▶ Task details
Wherever the word "total" shows up in the data, report the line it sits in.
══════════
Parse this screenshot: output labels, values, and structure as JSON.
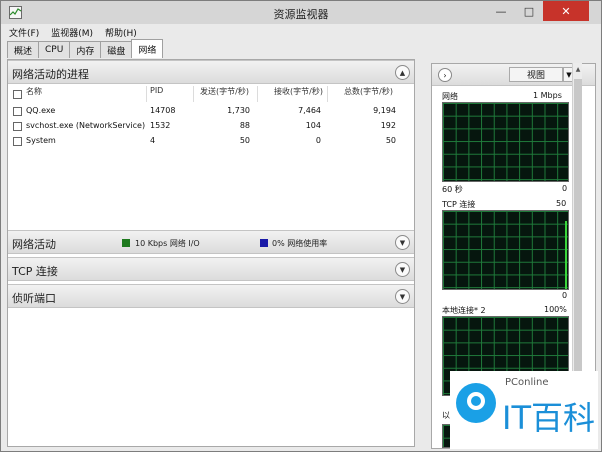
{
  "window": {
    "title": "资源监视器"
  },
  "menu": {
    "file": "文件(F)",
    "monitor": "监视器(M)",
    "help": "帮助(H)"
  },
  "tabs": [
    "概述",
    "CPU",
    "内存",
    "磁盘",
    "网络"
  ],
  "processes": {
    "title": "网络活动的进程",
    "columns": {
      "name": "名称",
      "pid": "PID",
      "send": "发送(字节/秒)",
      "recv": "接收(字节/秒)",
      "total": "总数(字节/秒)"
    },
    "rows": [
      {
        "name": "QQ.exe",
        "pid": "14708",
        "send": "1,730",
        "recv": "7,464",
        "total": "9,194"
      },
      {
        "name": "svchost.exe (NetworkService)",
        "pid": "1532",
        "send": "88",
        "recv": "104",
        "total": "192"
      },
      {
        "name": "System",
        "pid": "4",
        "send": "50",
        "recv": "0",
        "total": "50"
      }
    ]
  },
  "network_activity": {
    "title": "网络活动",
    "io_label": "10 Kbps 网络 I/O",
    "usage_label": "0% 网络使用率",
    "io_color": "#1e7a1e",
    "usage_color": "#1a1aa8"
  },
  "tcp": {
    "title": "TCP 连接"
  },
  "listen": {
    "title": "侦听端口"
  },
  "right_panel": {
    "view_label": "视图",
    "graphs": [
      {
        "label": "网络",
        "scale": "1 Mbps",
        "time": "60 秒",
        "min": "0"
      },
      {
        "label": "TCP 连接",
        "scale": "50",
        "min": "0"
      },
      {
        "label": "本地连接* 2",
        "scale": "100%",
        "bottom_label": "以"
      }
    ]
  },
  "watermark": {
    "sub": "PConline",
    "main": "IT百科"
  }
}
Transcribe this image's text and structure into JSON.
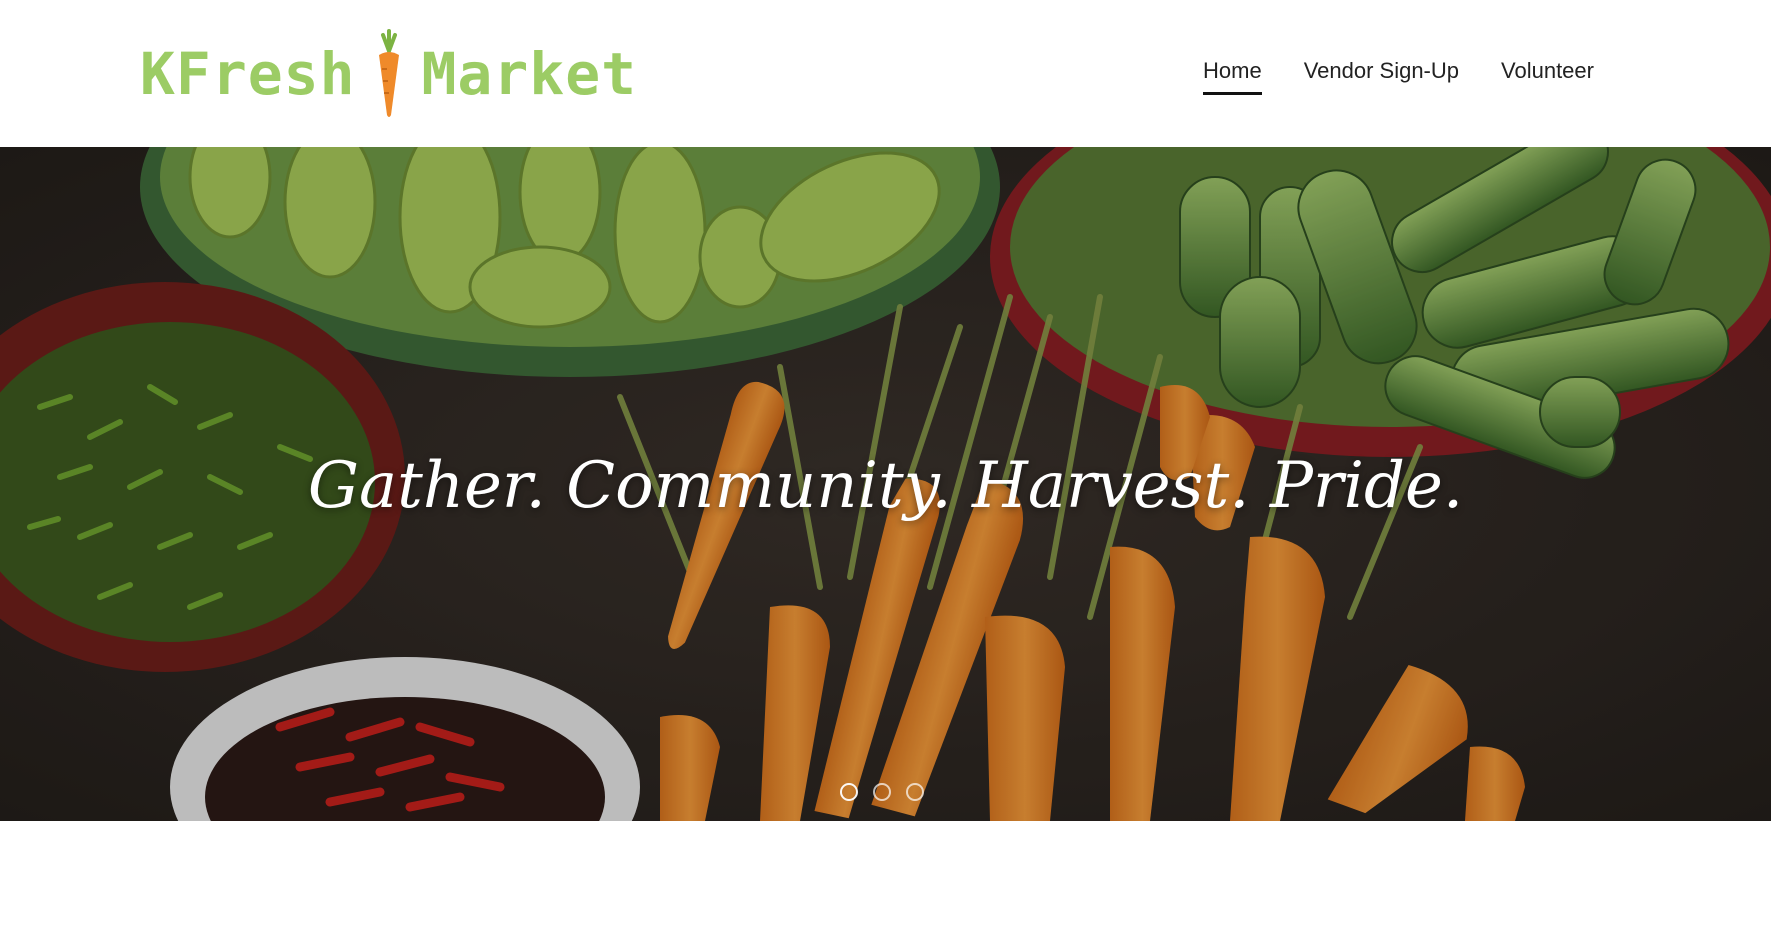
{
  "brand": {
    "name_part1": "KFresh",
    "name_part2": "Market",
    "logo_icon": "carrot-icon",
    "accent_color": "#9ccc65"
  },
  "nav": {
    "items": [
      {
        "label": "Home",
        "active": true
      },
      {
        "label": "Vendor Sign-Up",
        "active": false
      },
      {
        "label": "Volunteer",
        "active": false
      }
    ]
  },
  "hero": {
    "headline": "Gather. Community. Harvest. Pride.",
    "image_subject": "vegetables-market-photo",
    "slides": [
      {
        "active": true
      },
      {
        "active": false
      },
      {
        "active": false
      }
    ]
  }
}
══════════
▶ Answer for this exercise
      "total": "总数(字节/秒)"
        "total": "9,194"
        "total": "192"
        "total": "50"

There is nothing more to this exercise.